Roll up your sleeves and get crackin – it’s BBQ blue crab season in Texas. Houston has the best of all worlds. Close enough to Galveston to get them fresh, and far enough away from Louisiana to justify barbecuing a crab, Houston is perfectly centered in blue crab country. Every Houstonian should experience the unofficial crab crawl at some point in life. That means packing a healthy appetite in a car with family or friends and taking a BBQ crab tour through Houston and the areas outside of Houston. There are no driving directions for a perfect BBQ crab road trip throughout the Gulf Coast. The only requirements are that you have an appetite, some patience to get to the good meat, and a group of friends who are willing to share in the experience.
During the summer months when crawfish find their way off of menus throughout the Gulf Coast, the waters of the Gulf of Mexico become warm enough to cause blue crabs to come out from their hiding spots and begin growing. The typical blue crab season in Texas runs from late May through October depending on the temperature of the water and the temperament of the crab. Despite the visual, Texans don’t simply throw the crab on the pit and smoke them. Instead, BBQ crabs are dredged in BBQ seasoning then deep fried until the meat is sweet and tender.
The concept of BBQ crab began in the 1940s, but it was not until the 1970s when the Sartin’s family made them famous. Now, various iterations of the Texas specialty find favor from crab lovers and native Texans throughout the Gulf Coast region. BBQ crabs offer the best of both worlds – prime seafood and BBQ flavoring; all of the makings of a great Texas tradition. While there are a number of restaurants that may be local favorites, the following locations have been serving up the succulent goodness for years and constantly find their way onto the winner’s podium during the season.

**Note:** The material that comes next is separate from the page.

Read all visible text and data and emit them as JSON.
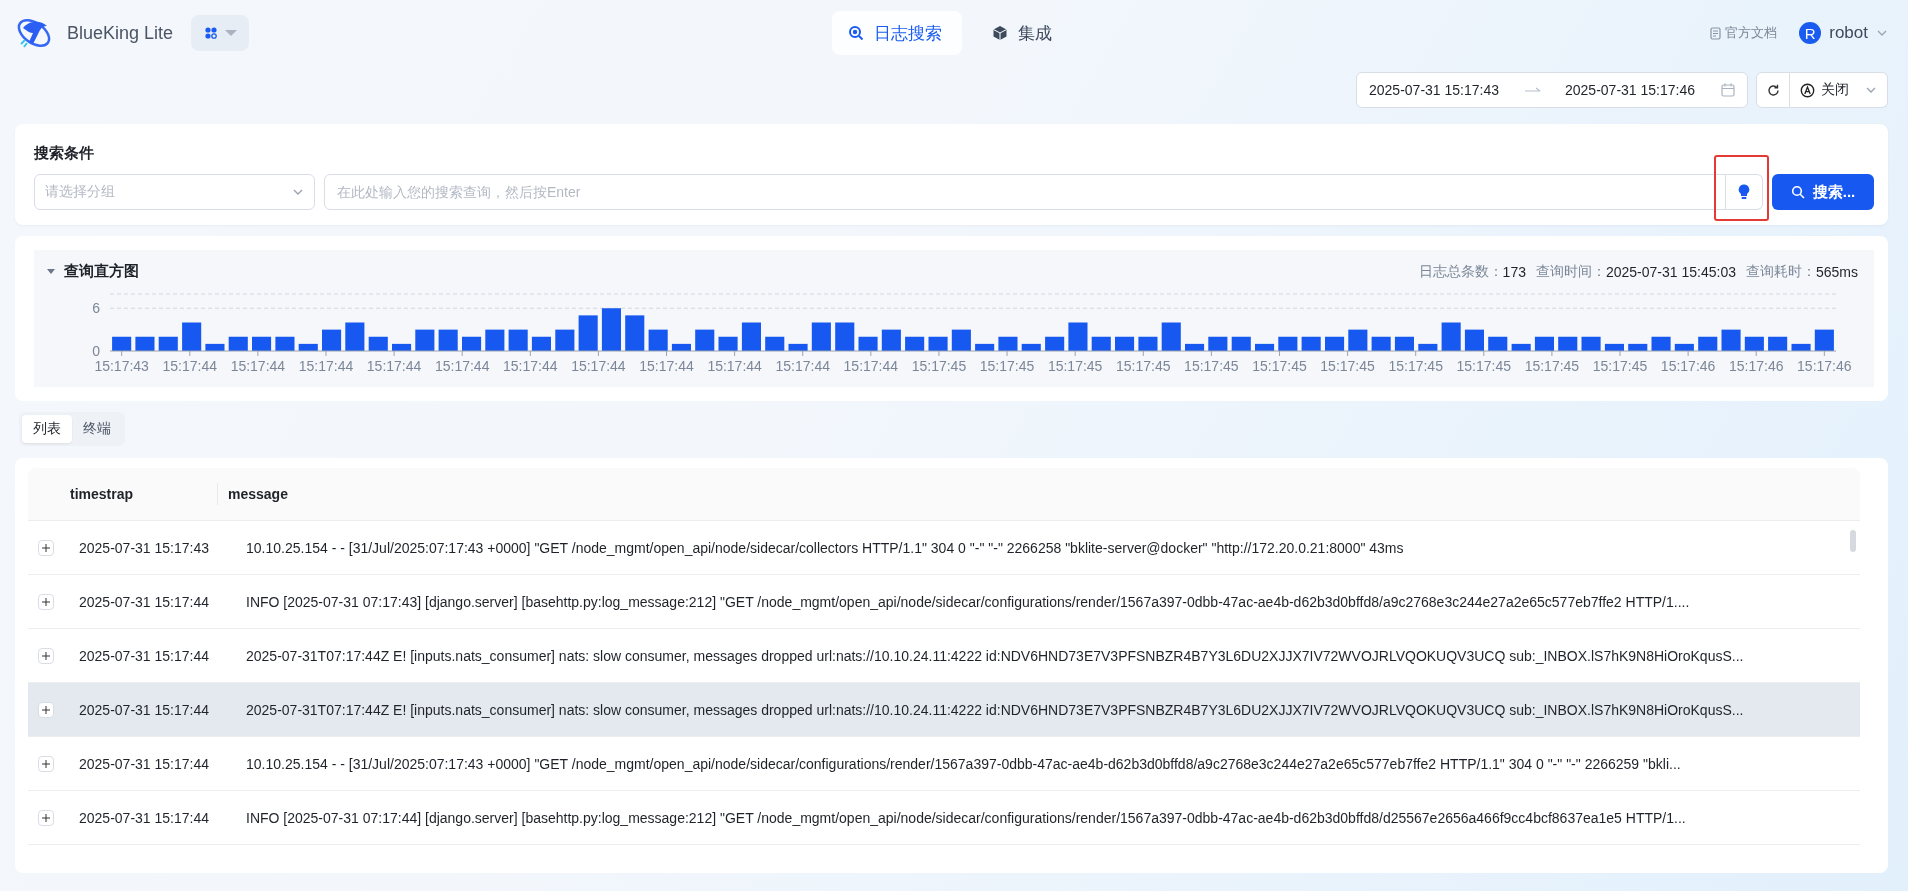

1) Sartin’s Seafood (Beaumont, Texas; Nederland, Texas). Sartin’s is a tradition seemingly as old as Texas. In the old days during the summer months, parents would strap their kids into the backseat of the family car and make the one hour drive to the latest and greatest Sartin’s restaurant for the all you can eat BBQ crab platter. That tradition continues today. Although various branches of the Sartin’s family (and in-laws) have opened a number of restaurants through the years, one thing that has escaped the family drama is the flavor of the BBQ crabs. Regardless of the location, Sartin’s offers the BEST flavor and the best value for your money. Depending on the location, the AYCE platter is only offered on certain days (including weekends) and ensures that you will be happy and full when you leave. BEWARE: everyone at the table must order the $25.00 platter, so make sure your party is hungry when you get there. In fact, make this your first stop. What makes Sartin’s the leader in BBQ crab preparation is its consistency. Also, the accompaniments served with the platters are equally as good as the crabs themselves. Do not skip Sartin’s if you are looking to go on the Tour de Crab this summer. You will miss out on a legend if you do.

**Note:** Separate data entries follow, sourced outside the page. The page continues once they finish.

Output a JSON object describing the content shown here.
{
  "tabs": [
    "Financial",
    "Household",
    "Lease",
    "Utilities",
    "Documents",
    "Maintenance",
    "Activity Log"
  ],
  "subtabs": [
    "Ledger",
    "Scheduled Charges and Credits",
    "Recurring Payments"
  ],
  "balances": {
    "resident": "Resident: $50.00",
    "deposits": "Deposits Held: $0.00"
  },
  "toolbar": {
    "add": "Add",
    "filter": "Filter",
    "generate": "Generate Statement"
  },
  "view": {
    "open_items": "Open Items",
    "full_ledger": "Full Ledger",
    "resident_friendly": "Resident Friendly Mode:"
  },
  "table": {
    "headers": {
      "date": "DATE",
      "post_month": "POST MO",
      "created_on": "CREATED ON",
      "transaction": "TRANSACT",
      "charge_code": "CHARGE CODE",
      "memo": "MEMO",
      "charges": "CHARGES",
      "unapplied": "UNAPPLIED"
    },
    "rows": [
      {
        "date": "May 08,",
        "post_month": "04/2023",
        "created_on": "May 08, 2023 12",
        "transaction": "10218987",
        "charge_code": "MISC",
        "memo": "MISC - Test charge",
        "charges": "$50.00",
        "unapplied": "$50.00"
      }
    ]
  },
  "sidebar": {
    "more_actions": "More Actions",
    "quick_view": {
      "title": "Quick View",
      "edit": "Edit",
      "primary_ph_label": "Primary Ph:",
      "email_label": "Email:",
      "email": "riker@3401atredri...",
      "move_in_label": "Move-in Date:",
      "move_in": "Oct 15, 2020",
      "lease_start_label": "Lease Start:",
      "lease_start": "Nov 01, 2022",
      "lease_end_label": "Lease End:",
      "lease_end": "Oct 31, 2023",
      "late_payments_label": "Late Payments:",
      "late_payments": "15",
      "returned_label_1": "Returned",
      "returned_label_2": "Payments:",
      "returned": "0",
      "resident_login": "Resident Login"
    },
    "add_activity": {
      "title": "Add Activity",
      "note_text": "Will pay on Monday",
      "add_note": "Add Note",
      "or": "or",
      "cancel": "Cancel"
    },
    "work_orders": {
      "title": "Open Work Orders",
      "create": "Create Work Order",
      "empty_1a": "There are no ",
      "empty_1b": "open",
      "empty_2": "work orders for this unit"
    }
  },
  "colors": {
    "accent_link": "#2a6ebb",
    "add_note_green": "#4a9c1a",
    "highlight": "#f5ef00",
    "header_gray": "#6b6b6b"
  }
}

2) Floyd’s Cajun Seafood House (Webster, Texas; Sugar Land, Texas; Pearland, Texas). Floyd’s knows good seafood. Appearing more like a standard Texas draft house and less like a seafood joint, Floyd’s adheres to the seafood traditions in the best way possible by serving blue crab, oysters, and crawfish according to the designated seasons. Floyd’s has become so popular that it recently opened a location in Sugar Land, Texas off of Hwy. 59 next to First Colony Mall. The area is littered with families, the signature clientele for this restaurant. The crab preparation at Floyd’s follows the traditional style – a dredge of salty BBQ seasoning and a quick visit into the deep fryer. Floyd’s does not offer an all-you-can-eat option for the crabs which may make your wallet raise an eyebrow, but the crabs are so good that it is well worth the $3.00/crab price. For the best flavor, try the Webster and Pearland locations. The Sugar Land location only recently opened and the cooks are still learning how to balance off the saltiness of the seasoning. Otherwise, Floyd’s comes in a close second to Sartin’s and is well worth a stop on any BBQ crab crawl this season.

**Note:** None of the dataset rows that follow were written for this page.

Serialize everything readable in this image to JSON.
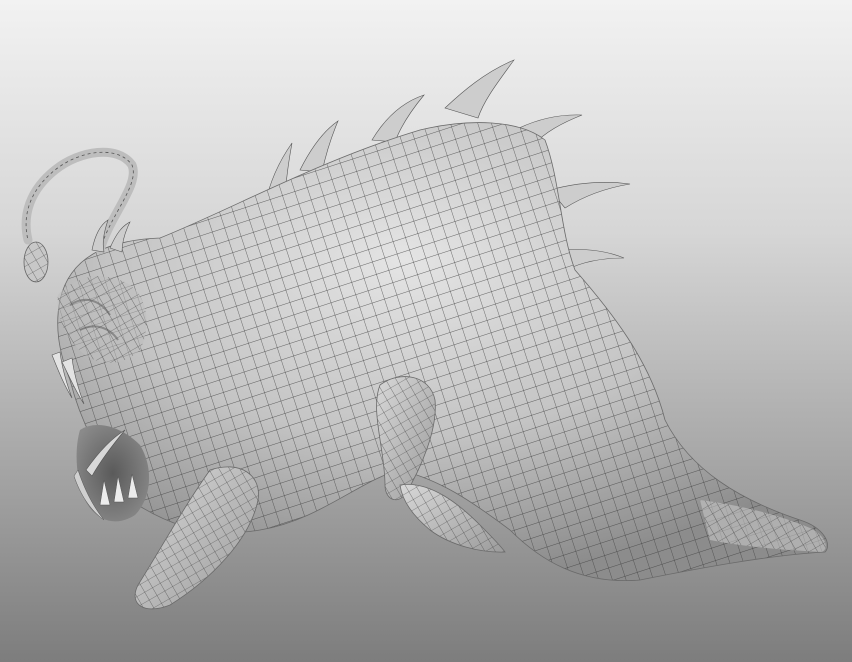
{
  "scene": {
    "subject": "creature-sculpt-wireframe",
    "colors": {
      "background_top": "#f2f2f2",
      "background_bottom": "#7d7d7d",
      "surface": "#cfcfcf",
      "surface_shade": "#9a9a9a",
      "wire": "#3d3d3d"
    }
  }
}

3) Ragin Cajin (Houston, Texas; Sugar Land, Texas; Westchase (Houston)). Ragin Cajun also adheres to the seasonalities of crab and crawfish, and offers BBQ crab beginning in July. Ragin Cajun has a different take on the tradition, however. The restaurant still deep fries the crab but the finished product tastes and looks like the chef uses a hint of flour to create the “fried” experience. Although the BBQ flavor is less prominent than at Floyd’s or Sartin’s, what Ragin Cajun achieves is value for the size. Of all three top contenders, Ragin Cajun provides the largest crab, and the meat is more tender and sweeter than at its rival restaurants. While Ragin Cajun does not offer an AYCE version, it does offer a nice sized platter with four crabs and two sides for $16.00. This is a decent value, especially given that most people can only eat 4 – 5 crabs at one sitting. Because Ragin Cajun uses a more flour-based dredge, the crabs are not as salty as they are at Sartin’s and Floyd’s. Regardless of your preference, make sure to make Ragin Cajin a necessary stop on your crab crawl.